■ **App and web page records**
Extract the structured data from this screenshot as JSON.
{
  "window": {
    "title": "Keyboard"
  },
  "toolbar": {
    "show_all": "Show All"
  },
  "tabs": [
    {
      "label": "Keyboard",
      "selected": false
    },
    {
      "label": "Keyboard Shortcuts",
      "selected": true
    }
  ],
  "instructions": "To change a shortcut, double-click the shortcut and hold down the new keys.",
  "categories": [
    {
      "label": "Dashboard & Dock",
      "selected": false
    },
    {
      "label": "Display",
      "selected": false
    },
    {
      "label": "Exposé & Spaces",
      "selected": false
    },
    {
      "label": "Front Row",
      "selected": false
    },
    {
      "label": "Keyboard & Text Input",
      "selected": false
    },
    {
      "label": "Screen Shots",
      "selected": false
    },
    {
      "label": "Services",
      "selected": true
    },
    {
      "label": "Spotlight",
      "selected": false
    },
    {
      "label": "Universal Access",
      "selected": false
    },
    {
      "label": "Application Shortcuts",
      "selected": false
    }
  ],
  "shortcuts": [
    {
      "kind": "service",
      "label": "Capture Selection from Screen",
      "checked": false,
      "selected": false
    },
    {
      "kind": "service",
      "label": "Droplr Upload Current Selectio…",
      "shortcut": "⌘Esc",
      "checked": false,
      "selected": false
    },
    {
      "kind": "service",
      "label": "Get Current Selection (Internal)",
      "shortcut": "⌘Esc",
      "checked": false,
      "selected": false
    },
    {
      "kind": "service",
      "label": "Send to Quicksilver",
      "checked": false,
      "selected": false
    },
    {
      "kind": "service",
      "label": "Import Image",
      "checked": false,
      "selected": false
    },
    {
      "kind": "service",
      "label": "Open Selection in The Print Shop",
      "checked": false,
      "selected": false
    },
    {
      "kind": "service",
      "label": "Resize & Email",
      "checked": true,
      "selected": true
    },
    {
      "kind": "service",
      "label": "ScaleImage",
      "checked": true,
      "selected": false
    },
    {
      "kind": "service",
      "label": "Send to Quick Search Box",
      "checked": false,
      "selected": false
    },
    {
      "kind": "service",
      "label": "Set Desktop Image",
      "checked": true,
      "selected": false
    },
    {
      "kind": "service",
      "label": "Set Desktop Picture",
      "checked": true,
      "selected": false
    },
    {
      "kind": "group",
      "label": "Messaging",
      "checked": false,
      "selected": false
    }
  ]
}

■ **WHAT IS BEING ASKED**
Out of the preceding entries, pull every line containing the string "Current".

■ **WRITTEN REPLY**
      "label": "Droplr Upload Current Selectio…",
      "label": "Get Current Selection (Internal)",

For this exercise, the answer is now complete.